Data to process:
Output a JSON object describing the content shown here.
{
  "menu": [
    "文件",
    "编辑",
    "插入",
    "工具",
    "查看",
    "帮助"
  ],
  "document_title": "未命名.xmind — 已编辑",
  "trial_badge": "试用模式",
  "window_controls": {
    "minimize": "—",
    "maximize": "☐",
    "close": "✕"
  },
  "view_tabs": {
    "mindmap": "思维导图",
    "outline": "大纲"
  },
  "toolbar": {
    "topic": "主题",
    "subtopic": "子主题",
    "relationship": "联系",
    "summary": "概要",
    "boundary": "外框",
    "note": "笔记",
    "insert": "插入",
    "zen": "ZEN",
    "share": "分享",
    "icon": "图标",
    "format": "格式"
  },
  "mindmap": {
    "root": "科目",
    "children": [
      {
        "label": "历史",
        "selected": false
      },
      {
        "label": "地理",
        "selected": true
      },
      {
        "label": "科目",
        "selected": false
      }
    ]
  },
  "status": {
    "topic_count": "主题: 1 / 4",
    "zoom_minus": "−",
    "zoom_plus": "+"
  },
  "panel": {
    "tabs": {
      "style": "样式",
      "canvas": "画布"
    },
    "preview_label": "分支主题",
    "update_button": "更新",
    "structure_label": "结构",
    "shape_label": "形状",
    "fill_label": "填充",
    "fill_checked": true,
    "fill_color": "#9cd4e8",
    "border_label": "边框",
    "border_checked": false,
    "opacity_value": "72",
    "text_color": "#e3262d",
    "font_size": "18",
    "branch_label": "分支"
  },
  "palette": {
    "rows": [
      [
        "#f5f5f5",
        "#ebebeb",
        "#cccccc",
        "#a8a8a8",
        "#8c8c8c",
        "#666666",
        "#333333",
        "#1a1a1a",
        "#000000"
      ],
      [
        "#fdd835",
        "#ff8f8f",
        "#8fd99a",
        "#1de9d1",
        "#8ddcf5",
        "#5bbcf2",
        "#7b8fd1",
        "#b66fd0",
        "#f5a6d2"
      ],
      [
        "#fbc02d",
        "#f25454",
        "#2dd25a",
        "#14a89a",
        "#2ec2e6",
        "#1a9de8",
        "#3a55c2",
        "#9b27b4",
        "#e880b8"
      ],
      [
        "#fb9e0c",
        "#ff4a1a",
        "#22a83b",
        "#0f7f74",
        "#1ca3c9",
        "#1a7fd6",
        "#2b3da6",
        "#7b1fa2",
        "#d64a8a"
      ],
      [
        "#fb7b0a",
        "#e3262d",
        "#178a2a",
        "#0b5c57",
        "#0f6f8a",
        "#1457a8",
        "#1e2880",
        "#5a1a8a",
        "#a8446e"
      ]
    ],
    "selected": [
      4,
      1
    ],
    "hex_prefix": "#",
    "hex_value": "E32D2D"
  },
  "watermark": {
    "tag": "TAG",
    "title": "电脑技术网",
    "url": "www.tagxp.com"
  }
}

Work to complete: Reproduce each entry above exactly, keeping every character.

Your solution:
Output a JSON object describing the content shown here.
{
  "menu": [
    "文件",
    "编辑",
    "插入",
    "工具",
    "查看",
    "帮助"
  ],
  "document_title": "未命名.xmind — 已编辑",
  "trial_badge": "试用模式",
  "window_controls": {
    "minimize": "—",
    "maximize": "☐",
    "close": "✕"
  },
  "view_tabs": {
    "mindmap": "思维导图",
    "outline": "大纲"
  },
  "toolbar": {
    "topic": "主题",
    "subtopic": "子主题",
    "relationship": "联系",
    "summary": "概要",
    "boundary": "外框",
    "note": "笔记",
    "insert": "插入",
    "zen": "ZEN",
    "share": "分享",
    "icon": "图标",
    "format": "格式"
  },
  "mindmap": {
    "root": "科目",
    "children": [
      {
        "label": "历史",
        "selected": false
      },
      {
        "label": "地理",
        "selected": true
      },
      {
        "label": "科目",
        "selected": false
      }
    ]
  },
  "status": {
    "topic_count": "主题: 1 / 4",
    "zoom_minus": "−",
    "zoom_plus": "+"
  },
  "panel": {
    "tabs": {
      "style": "样式",
      "canvas": "画布"
    },
    "preview_label": "分支主题",
    "update_button": "更新",
    "structure_label": "结构",
    "shape_label": "形状",
    "fill_label": "填充",
    "fill_checked": true,
    "fill_color": "#9cd4e8",
    "border_label": "边框",
    "border_checked": false,
    "opacity_value": "72",
    "text_color": "#e3262d",
    "font_size": "18",
    "branch_label": "分支"
  },
  "palette": {
    "rows": [
      [
        "#f5f5f5",
        "#ebebeb",
        "#cccccc",
        "#a8a8a8",
        "#8c8c8c",
        "#666666",
        "#333333",
        "#1a1a1a",
        "#000000"
      ],
      [
        "#fdd835",
        "#ff8f8f",
        "#8fd99a",
        "#1de9d1",
        "#8ddcf5",
        "#5bbcf2",
        "#7b8fd1",
        "#b66fd0",
        "#f5a6d2"
      ],
      [
        "#fbc02d",
        "#f25454",
        "#2dd25a",
        "#14a89a",
        "#2ec2e6",
        "#1a9de8",
        "#3a55c2",
        "#9b27b4",
        "#e880b8"
      ],
      [
        "#fb9e0c",
        "#ff4a1a",
        "#22a83b",
        "#0f7f74",
        "#1ca3c9",
        "#1a7fd6",
        "#2b3da6",
        "#7b1fa2",
        "#d64a8a"
      ],
      [
        "#fb7b0a",
        "#e3262d",
        "#178a2a",
        "#0b5c57",
        "#0f6f8a",
        "#1457a8",
        "#1e2880",
        "#5a1a8a",
        "#a8446e"
      ]
    ],
    "selected": [
      4,
      1
    ],
    "hex_prefix": "#",
    "hex_value": "E32D2D"
  },
  "watermark": {
    "tag": "TAG",
    "title": "电脑技术网",
    "url": "www.tagxp.com"
  }
}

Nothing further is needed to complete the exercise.